BEGIN Dataset excerpts
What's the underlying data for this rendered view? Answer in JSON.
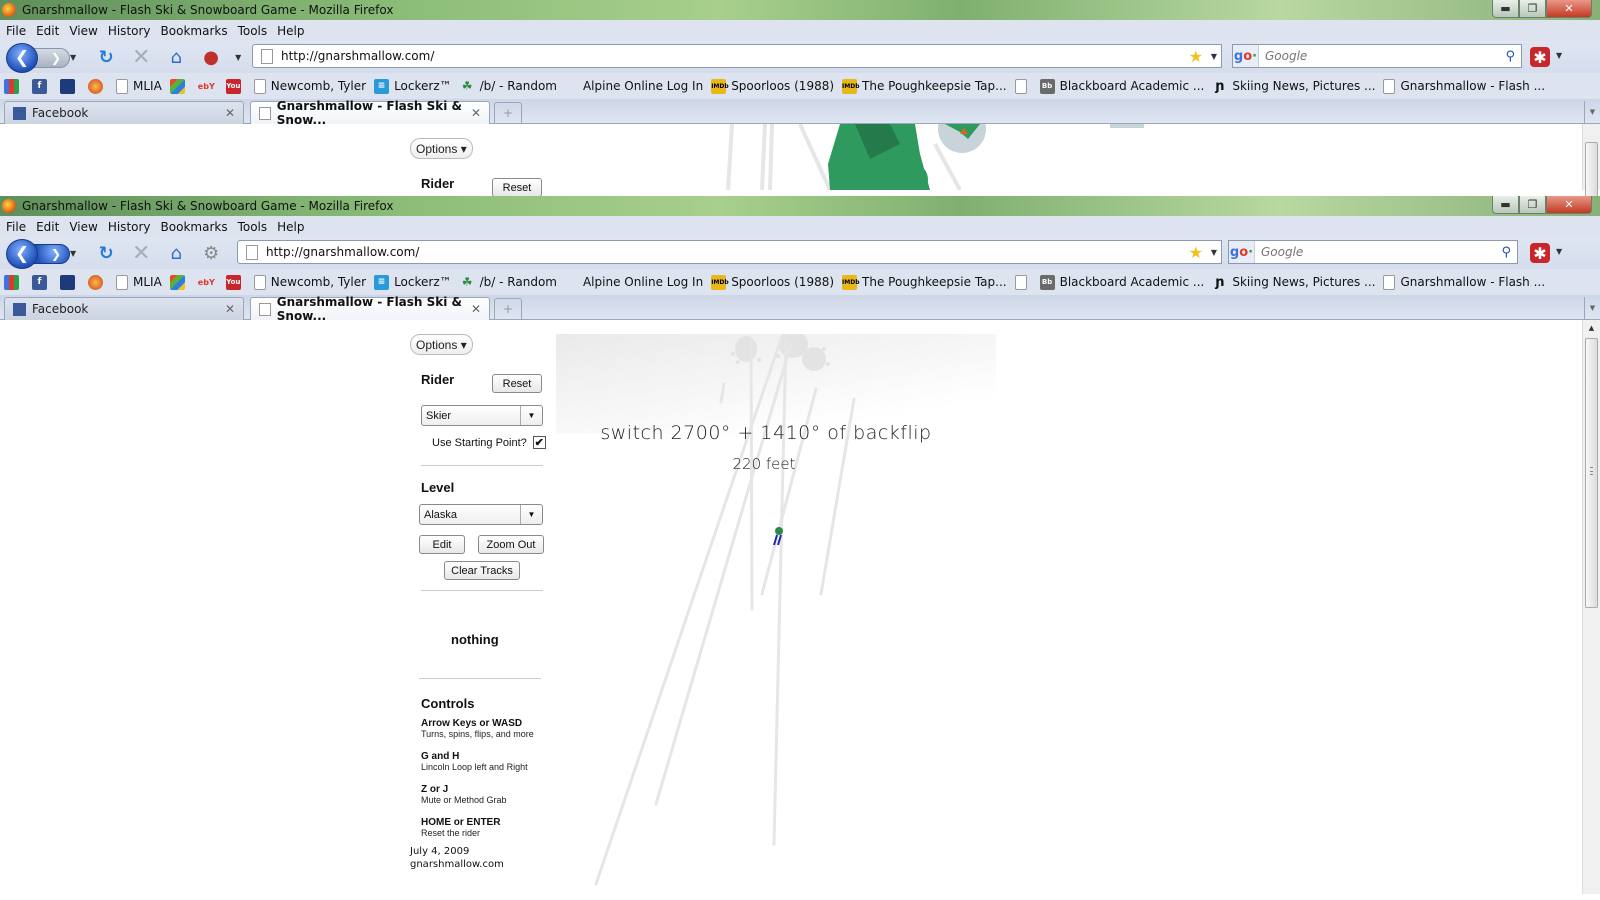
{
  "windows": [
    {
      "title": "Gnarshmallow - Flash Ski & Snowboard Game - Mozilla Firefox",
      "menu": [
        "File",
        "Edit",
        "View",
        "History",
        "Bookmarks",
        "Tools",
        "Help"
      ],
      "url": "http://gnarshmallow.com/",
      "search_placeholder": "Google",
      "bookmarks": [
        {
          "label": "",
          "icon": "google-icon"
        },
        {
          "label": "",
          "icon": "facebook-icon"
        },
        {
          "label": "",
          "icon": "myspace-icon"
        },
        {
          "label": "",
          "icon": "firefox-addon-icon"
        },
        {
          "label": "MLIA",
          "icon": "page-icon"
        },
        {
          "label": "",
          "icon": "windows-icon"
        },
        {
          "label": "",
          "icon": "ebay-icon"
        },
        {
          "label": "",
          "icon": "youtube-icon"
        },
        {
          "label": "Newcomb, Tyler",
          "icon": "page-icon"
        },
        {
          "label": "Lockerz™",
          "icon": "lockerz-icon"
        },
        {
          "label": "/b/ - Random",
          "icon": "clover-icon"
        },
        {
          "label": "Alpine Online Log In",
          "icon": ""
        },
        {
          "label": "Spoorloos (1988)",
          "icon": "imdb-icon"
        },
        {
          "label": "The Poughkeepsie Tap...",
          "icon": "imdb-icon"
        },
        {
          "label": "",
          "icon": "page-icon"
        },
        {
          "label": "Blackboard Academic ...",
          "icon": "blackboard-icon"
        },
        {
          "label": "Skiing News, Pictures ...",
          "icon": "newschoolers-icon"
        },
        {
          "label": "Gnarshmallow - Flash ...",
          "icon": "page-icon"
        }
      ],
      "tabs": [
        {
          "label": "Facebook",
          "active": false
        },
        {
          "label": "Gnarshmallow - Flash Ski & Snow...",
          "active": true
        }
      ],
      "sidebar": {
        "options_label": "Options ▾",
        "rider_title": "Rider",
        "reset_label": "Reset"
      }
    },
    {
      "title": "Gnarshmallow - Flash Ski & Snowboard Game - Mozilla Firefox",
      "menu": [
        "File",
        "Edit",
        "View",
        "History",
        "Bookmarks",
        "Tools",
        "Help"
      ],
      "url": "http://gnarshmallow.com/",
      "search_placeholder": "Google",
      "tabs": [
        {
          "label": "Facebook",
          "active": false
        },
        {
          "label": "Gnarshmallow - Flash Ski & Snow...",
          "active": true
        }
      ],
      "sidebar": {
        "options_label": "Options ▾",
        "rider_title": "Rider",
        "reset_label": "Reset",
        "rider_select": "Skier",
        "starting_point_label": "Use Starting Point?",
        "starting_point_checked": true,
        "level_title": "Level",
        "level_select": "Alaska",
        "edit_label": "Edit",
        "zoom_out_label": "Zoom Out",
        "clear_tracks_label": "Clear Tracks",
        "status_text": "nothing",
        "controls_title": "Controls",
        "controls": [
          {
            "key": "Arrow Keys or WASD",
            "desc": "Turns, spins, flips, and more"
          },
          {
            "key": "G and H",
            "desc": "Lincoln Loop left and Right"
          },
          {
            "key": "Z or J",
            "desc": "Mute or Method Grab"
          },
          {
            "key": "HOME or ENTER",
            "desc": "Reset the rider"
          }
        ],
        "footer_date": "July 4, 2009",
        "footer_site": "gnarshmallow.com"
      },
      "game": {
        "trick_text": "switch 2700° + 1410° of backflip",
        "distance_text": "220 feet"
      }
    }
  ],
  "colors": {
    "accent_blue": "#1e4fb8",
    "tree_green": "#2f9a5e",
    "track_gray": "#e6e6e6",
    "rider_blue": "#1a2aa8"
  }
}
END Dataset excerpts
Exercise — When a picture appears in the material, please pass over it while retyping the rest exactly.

Answer section —
What's the underlying data for this rendered view? Answer in JSON.
{
  "windows": [
    {
      "title": "Gnarshmallow - Flash Ski & Snowboard Game - Mozilla Firefox",
      "menu": [
        "File",
        "Edit",
        "View",
        "History",
        "Bookmarks",
        "Tools",
        "Help"
      ],
      "url": "http://gnarshmallow.com/",
      "search_placeholder": "Google",
      "bookmarks": [
        {
          "label": "",
          "icon": "google-icon"
        },
        {
          "label": "",
          "icon": "facebook-icon"
        },
        {
          "label": "",
          "icon": "myspace-icon"
        },
        {
          "label": "",
          "icon": "firefox-addon-icon"
        },
        {
          "label": "MLIA",
          "icon": "page-icon"
        },
        {
          "label": "",
          "icon": "windows-icon"
        },
        {
          "label": "",
          "icon": "ebay-icon"
        },
        {
          "label": "",
          "icon": "youtube-icon"
        },
        {
          "label": "Newcomb, Tyler",
          "icon": "page-icon"
        },
        {
          "label": "Lockerz™",
          "icon": "lockerz-icon"
        },
        {
          "label": "/b/ - Random",
          "icon": "clover-icon"
        },
        {
          "label": "Alpine Online Log In",
          "icon": ""
        },
        {
          "label": "Spoorloos (1988)",
          "icon": "imdb-icon"
        },
        {
          "label": "The Poughkeepsie Tap...",
          "icon": "imdb-icon"
        },
        {
          "label": "",
          "icon": "page-icon"
        },
        {
          "label": "Blackboard Academic ...",
          "icon": "blackboard-icon"
        },
        {
          "label": "Skiing News, Pictures ...",
          "icon": "newschoolers-icon"
        },
        {
          "label": "Gnarshmallow - Flash ...",
          "icon": "page-icon"
        }
      ],
      "tabs": [
        {
          "label": "Facebook",
          "active": false
        },
        {
          "label": "Gnarshmallow - Flash Ski & Snow...",
          "active": true
        }
      ],
      "sidebar": {
        "options_label": "Options ▾",
        "rider_title": "Rider",
        "reset_label": "Reset"
      }
    },
    {
      "title": "Gnarshmallow - Flash Ski & Snowboard Game - Mozilla Firefox",
      "menu": [
        "File",
        "Edit",
        "View",
        "History",
        "Bookmarks",
        "Tools",
        "Help"
      ],
      "url": "http://gnarshmallow.com/",
      "search_placeholder": "Google",
      "tabs": [
        {
          "label": "Facebook",
          "active": false
        },
        {
          "label": "Gnarshmallow - Flash Ski & Snow...",
          "active": true
        }
      ],
      "sidebar": {
        "options_label": "Options ▾",
        "rider_title": "Rider",
        "reset_label": "Reset",
        "rider_select": "Skier",
        "starting_point_label": "Use Starting Point?",
        "starting_point_checked": true,
        "level_title": "Level",
        "level_select": "Alaska",
        "edit_label": "Edit",
        "zoom_out_label": "Zoom Out",
        "clear_tracks_label": "Clear Tracks",
        "status_text": "nothing",
        "controls_title": "Controls",
        "controls": [
          {
            "key": "Arrow Keys or WASD",
            "desc": "Turns, spins, flips, and more"
          },
          {
            "key": "G and H",
            "desc": "Lincoln Loop left and Right"
          },
          {
            "key": "Z or J",
            "desc": "Mute or Method Grab"
          },
          {
            "key": "HOME or ENTER",
            "desc": "Reset the rider"
          }
        ],
        "footer_date": "July 4, 2009",
        "footer_site": "gnarshmallow.com"
      },
      "game": {
        "trick_text": "switch 2700° + 1410° of backflip",
        "distance_text": "220 feet"
      }
    }
  ],
  "colors": {
    "accent_blue": "#1e4fb8",
    "tree_green": "#2f9a5e",
    "track_gray": "#e6e6e6",
    "rider_blue": "#1a2aa8"
  }
}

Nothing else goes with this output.